Half of the Eurozone’s sixteen economies
are at risk of becoming ‘unsustainable’, essentially bankrupt.
After driving a wedge between Japan and the US,driving a wedge between the EU and the US is next. China will state publicly that EU debt, bunds even gilts are more attractive than US debt. China will speak to the investment opportunities in Greece, Spain and east Europe as being more attractive than holding US debt whether they are are not. China will seek to move a large chunk out of US debt into EU related investments.
The US will complain and talk about national security and capital controls. China will then tell the EU that the US is holding up the show and the Chinese investment of hundreds of billions of dollars into the EU markets. Even with all their problems, China is right where they want to be.
Deficits and the ensuing sovereign debt used to be cyclical or structural. Now we have zombical ones: debt to patch holes in broken financial systems and deficit to prop up the deluge from a broken financial system. Ireland and Spain’s systems broke under the real estate bubble pops. The UK’s financial sector from leverage and bad investments, Greece is none of the above: the financial sector was not leveraged and its core capital was very high, never invested a penny in funny securitisations, no real estate bubble.
Perhaps it is because Greece was already and chronically in stimuli deficits which made their banks and real estate market more risk averse. So the deficits saved Greece from over-extending its credit in the good times and now they can change their fiscal behaviour to re-align. Alas, many other european countries dont have this “fat” to trim unless they take the stimuli back or cut down on other expenses.
European Commision Warns: Eight Countries Charging Off A Sovereign Debt Cliff In 2010
Vincent Fernando | Dec. 30, 2009, 7:45 AM
The European Commission (EC) itself has warned that the finances of half of the Eurozone’s sixteen economies
are at risk of becoming ‘unsustainable’, essentially bankrupt. As shown in the Wall Street Journal graphic below, Spain, Ireland, Netherlands, Slovenia, Slovakia, and Greece are all teetering on the brink.
While relatively better off European nations would prefer not to bail out their flailing neighbors, the problem with the euro currency union is that their fates are ultimately all tied together via the euro, even if politically they believe themselves to be separate countries. Thus an old criticism of the euro system is appearing more relevant than ever.

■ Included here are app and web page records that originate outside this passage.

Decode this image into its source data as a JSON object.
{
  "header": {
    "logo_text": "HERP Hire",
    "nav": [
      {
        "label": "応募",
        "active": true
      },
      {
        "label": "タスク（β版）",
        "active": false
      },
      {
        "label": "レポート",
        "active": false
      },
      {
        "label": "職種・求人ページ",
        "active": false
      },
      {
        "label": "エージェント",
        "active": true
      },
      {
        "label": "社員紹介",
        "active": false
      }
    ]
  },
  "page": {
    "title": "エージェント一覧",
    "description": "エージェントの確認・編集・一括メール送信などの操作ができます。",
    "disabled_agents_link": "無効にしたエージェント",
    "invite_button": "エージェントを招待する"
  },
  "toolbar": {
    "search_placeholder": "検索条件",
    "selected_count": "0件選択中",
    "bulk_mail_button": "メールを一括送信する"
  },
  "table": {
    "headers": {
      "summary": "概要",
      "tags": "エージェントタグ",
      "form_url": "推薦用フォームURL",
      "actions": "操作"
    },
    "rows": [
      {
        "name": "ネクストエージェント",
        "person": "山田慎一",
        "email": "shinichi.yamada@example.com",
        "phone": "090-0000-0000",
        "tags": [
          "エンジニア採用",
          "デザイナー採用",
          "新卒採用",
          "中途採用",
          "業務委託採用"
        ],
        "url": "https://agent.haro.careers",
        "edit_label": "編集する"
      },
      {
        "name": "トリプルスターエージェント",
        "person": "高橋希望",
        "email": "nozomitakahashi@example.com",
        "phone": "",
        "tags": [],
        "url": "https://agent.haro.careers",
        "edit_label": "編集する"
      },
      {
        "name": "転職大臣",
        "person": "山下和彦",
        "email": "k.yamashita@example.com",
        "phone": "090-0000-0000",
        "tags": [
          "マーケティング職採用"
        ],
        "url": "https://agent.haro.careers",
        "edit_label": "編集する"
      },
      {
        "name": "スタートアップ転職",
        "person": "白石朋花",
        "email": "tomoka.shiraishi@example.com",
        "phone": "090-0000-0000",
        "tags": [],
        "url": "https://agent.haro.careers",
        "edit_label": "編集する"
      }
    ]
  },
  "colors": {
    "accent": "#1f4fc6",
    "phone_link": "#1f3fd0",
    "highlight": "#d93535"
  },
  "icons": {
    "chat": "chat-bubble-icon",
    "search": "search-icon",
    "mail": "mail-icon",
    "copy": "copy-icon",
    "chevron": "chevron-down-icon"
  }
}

WSJ: They said a monetary union unsupplemented by a political union risked a fiscal free-for-all among governments, especially in a full-blown recession. The next year will be a good time to prove them wrong.
The focus in early 2010 will remain on Greece and its budget deficit at 12.7% of GDP, four times the EU limit. The Greek government is trying to hammer together a political consensus in parliament for a plan to bring down public spending without triggering more social unrest seen in the country’s streets at the close of 2009.
You can read more at Wall Street Journal